A short drive from Seward leads to the Exit Glacier car park where a range of alternative trails lead the way to this mammoth wall of blue-white ice bringing you close enough to almost touch it. Walking this one mile easy trail in late May took us through sections of knee deep snow with ranger reports of bears in the vicinity, so to be on high alert.
The walk to Exit Glacier was a lot of fun through thick snow. I found my gortex runners/sneakers ideal for this walk.
Exit Glacier itself was good to see, as all glaciers are, but it has receded so much. It took a lot less time than expected to see it, and there was no cost involved when we went which was great. It was easy to get there, just drive to the car park and then do the short hike to the edge of the glacier.
Although it is far too dangerous to actually walk on the glacier yourself, guided ice hikes are available for those wanting a unique experience. For the adventurous, the Harding Ice Field trail offers a full day strenuous hike with incredible views, but is usually only accessible from July to September. For those wanting to hike out on the ice, there are guides that can take you. There are also many other trails around the area for hikers who are prepared. But the area was full of snow (late May) when we went.
Seward also has the Alaska Sealife Centre, which I intend to visit next time.
Where to stay in Seward
There are a few options in Seward, but if you want convenience and want to drive as little as possible it may be a relatively easy decision. After exploring many attractive options, I choose to stay at the Holiday Inn Express in Seward (now known as Harbour 360 Hotel) because:
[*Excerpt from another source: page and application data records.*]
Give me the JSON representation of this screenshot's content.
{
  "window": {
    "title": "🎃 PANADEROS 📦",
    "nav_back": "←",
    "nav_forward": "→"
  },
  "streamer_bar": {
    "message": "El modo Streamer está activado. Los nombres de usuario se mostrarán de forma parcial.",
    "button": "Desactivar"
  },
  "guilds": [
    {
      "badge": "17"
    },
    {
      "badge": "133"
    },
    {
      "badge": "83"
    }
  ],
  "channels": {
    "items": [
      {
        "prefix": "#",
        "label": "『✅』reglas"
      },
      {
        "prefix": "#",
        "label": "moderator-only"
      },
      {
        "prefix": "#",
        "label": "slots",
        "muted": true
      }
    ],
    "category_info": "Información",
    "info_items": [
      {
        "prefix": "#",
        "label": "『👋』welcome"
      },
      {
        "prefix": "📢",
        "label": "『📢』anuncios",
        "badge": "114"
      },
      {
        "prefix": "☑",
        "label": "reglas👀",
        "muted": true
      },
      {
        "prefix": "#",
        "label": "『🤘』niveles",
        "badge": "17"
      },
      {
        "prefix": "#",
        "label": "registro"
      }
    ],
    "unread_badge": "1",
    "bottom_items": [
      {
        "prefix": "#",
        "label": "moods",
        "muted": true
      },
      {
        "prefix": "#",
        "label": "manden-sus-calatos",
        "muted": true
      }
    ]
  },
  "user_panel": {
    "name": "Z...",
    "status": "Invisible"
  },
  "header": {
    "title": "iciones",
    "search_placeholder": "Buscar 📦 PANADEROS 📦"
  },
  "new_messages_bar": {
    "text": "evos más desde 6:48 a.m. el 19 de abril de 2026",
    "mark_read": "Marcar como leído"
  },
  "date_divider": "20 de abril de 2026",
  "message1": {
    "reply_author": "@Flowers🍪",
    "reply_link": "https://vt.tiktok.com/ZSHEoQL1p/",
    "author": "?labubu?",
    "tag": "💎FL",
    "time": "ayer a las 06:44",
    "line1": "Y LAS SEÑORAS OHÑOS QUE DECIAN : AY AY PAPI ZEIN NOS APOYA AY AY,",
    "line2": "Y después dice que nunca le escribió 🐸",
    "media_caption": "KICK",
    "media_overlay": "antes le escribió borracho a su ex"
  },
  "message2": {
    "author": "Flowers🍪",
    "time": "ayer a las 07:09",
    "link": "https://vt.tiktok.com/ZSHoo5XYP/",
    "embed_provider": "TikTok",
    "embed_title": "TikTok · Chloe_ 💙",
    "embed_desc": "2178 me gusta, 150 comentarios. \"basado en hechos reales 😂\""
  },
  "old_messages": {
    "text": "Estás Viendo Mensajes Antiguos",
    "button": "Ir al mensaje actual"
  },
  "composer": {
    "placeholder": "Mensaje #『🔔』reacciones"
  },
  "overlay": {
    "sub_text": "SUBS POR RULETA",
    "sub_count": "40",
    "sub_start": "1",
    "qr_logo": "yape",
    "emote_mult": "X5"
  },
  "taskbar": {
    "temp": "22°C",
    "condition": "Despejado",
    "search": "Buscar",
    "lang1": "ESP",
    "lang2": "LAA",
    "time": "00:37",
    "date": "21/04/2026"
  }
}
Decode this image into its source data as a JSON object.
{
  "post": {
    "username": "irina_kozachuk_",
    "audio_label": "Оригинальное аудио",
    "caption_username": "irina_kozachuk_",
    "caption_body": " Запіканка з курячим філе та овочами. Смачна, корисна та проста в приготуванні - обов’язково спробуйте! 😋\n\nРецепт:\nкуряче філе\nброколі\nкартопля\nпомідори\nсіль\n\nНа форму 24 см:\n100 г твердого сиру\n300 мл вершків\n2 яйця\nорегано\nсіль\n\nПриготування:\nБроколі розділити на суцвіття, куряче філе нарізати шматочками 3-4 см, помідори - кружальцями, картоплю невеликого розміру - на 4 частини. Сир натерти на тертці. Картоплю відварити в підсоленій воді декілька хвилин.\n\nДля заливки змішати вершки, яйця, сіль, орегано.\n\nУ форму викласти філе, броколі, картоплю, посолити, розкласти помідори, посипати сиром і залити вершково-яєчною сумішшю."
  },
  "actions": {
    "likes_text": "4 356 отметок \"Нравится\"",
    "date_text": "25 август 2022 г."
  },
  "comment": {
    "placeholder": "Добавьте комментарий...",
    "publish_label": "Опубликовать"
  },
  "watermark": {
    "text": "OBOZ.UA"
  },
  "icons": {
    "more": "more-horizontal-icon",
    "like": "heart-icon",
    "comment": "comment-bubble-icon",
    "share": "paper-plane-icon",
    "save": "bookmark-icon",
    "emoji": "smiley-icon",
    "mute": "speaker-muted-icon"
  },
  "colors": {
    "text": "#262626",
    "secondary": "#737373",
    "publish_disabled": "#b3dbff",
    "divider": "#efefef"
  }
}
- it was right on the harbour
- had a small heated pool and spa – love heated pools and spas in cold regions
- very short stroll to marina for Kenai Fjords cruises/tours
- very short stroll to harbour side restaurants, shops, cafes
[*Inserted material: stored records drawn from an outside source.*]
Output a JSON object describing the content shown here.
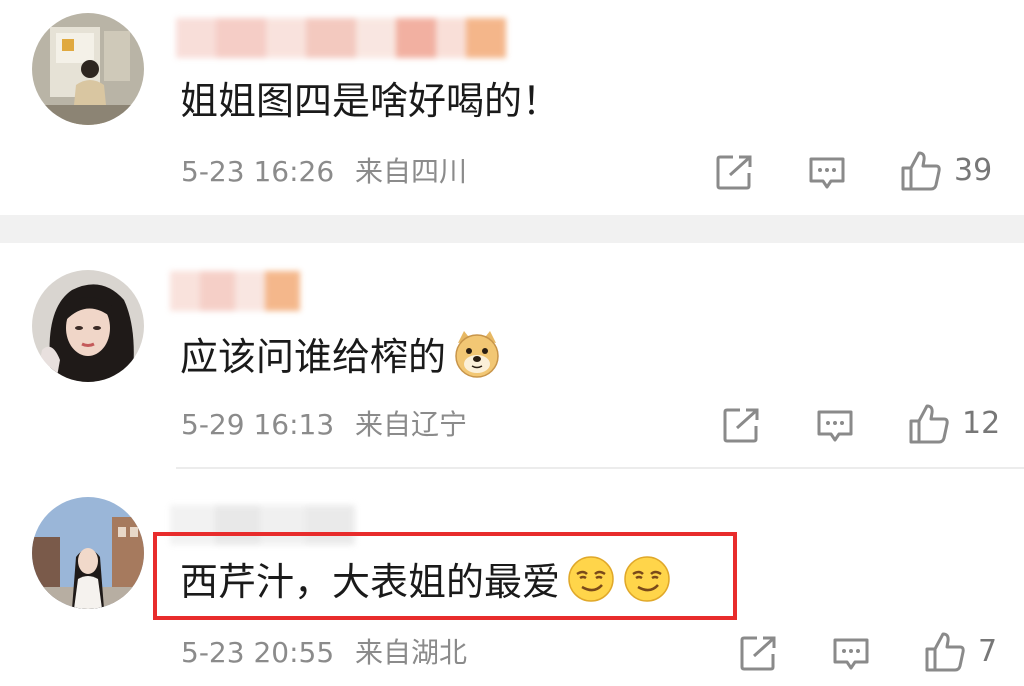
{
  "comments": [
    {
      "text": "姐姐图四是啥好喝的！",
      "time": "5-23 16:26",
      "location": "来自四川",
      "likes": "39",
      "avatar_icon": "person-photo-avatar",
      "emojis": []
    },
    {
      "text": "应该问谁给榨的",
      "time": "5-29 16:13",
      "location": "来自辽宁",
      "likes": "12",
      "avatar_icon": "person-photo-avatar",
      "emojis": [
        "doge-emoji"
      ]
    },
    {
      "text": "西芹汁，大表姐的最爱",
      "time": "5-23 20:55",
      "location": "来自湖北",
      "likes": "7",
      "avatar_icon": "person-photo-avatar",
      "emojis": [
        "smirk-emoji",
        "smirk-emoji"
      ]
    }
  ],
  "colors": {
    "highlight_border": "#e82c2c",
    "meta_text": "#8b8b8b",
    "divider": "#f1f1f1"
  },
  "icons": {
    "share": "share-icon",
    "reply": "comment-icon",
    "like": "thumbs-up-icon"
  }
}
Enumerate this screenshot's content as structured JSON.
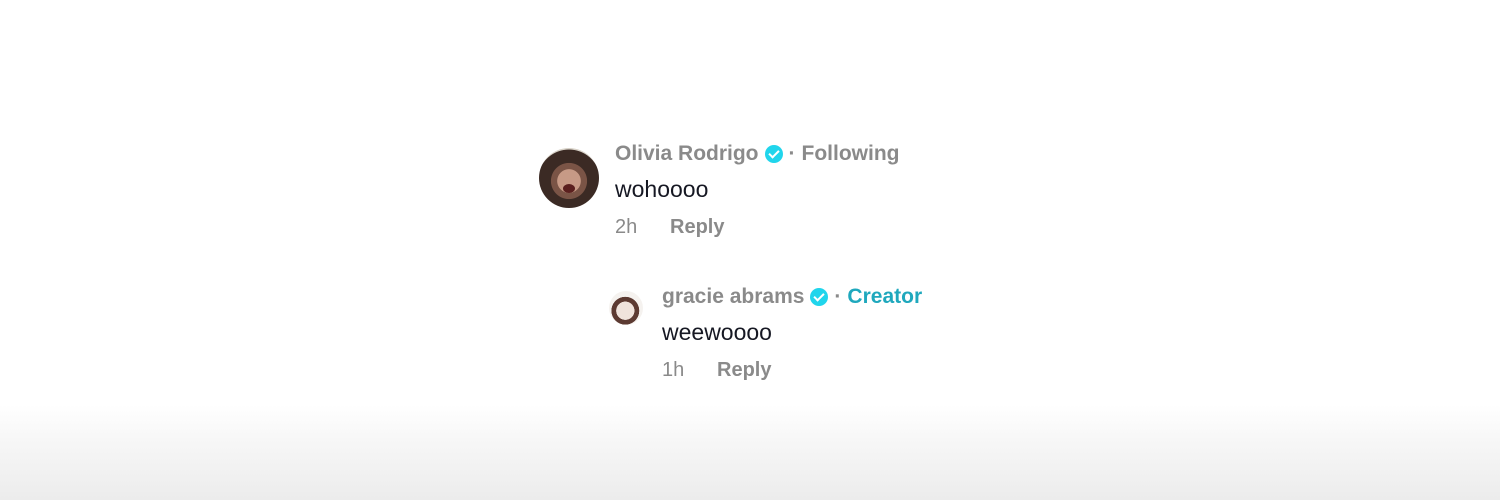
{
  "comments": [
    {
      "username": "Olivia Rodrigo",
      "relation": "Following",
      "text": "wohoooo",
      "time": "2h",
      "reply_label": "Reply",
      "icons": {
        "verified": "verified-badge-icon",
        "avatar": "avatar-image"
      }
    },
    {
      "username": "gracie abrams",
      "relation": "Creator",
      "text": "weewoooo",
      "time": "1h",
      "reply_label": "Reply",
      "icons": {
        "verified": "verified-badge-icon",
        "avatar": "avatar-image"
      }
    }
  ],
  "separator": "·",
  "colors": {
    "verified": "#20d5ec",
    "creator": "#1fa8bd",
    "muted": "#8a8a8a",
    "text": "#161823"
  }
}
I certainly found other very attractive options, but they lacked all of the above features. In the end, practicality won out. But there are cosy cabins and B&B’s further away if you have a car and want super cute accommodation.
What to do in Seward
- Alaska Sea Life Center
- Exit Glacier and other glaciers (including Holgate and Ailak)
- Ice hiking
- Kenai Fjords National Park cruise tours
- Stroll around the harbour spotting otters
- Scenic flights
- Helicopter glacier landing
- Glacier dog sledding (transportation via helicopter)
Suggested itinerary for 3 nights in Seward
- Scenic drive from Anchorage down Seward Highway
- Walking around the beautiful Seward Harbour – otter spotting
- Exploring a couple of harbourside shops, and enjoying a hot drink with those beautiful views
- Kenai Fjords National Park Tour with Fox Island Dinner (or other Kenai Fjords full day Tour)
- Exit Glacier
- Alaska Sealife Center